INFORMATION PROVIDED »
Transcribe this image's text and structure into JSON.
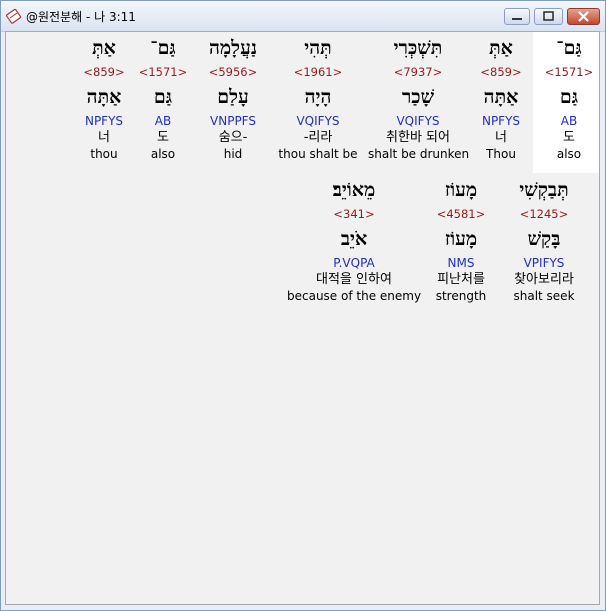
{
  "window": {
    "title": "@원전분해 - 나 3:11",
    "app_icon": "dictionary-app-icon",
    "controls": [
      "minimize-icon",
      "maximize-icon",
      "close-icon"
    ]
  },
  "rows": [
    {
      "words": [
        {
          "hebrew": "גַּם־",
          "strong": "<1571>",
          "lemma": "גַּם",
          "morph": "AB",
          "korean": "도",
          "english": "also",
          "highlighted": true
        },
        {
          "hebrew": "אַתְּ",
          "strong": "<859>",
          "lemma": "אַתָּה",
          "morph": "NPFYS",
          "korean": "너",
          "english": "Thou",
          "highlighted": false
        },
        {
          "hebrew": "תִּשְׁכְּרִי",
          "strong": "<7937>",
          "lemma": "שָׁכַר",
          "morph": "VQIFYS",
          "korean": "취한바 되어",
          "english": "shalt be drunken",
          "highlighted": false
        },
        {
          "hebrew": "תְּהִי",
          "strong": "<1961>",
          "lemma": "הָיָה",
          "morph": "VQIFYS",
          "korean": "-리라",
          "english": "thou shalt be",
          "highlighted": false
        },
        {
          "hebrew": "נַעֲלָמָה",
          "strong": "<5956>",
          "lemma": "עָלַם",
          "morph": "VNPPFS",
          "korean": "숨으-",
          "english": "hid",
          "highlighted": false
        },
        {
          "hebrew": "גַּם־",
          "strong": "<1571>",
          "lemma": "גַּם",
          "morph": "AB",
          "korean": "도",
          "english": "also",
          "highlighted": false
        },
        {
          "hebrew": "אַתְּ",
          "strong": "<859>",
          "lemma": "אַתָּה",
          "morph": "NPFYS",
          "korean": "너",
          "english": "thou",
          "highlighted": false
        }
      ]
    },
    {
      "words": [
        {
          "hebrew": "תְּבַקְשִׁי",
          "strong": "<1245>",
          "lemma": "בָּקַשׁ",
          "morph": "VPIFYS",
          "korean": "찾아보리라",
          "english": "shalt seek",
          "highlighted": false
        },
        {
          "hebrew": "מָעוֹז",
          "strong": "<4581>",
          "lemma": "מָעוֹז",
          "morph": "NMS",
          "korean": "피난처를",
          "english": "strength",
          "highlighted": false
        },
        {
          "hebrew": "מֵאוֹיֵב׃",
          "strong": "<341>",
          "lemma": "אֹיֵב",
          "morph": "P.VQPA",
          "korean": "대적을 인하여",
          "english": "because of the enemy",
          "highlighted": false
        }
      ]
    }
  ]
}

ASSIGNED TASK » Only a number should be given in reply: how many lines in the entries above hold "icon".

EXPECTED OUTPUT » 4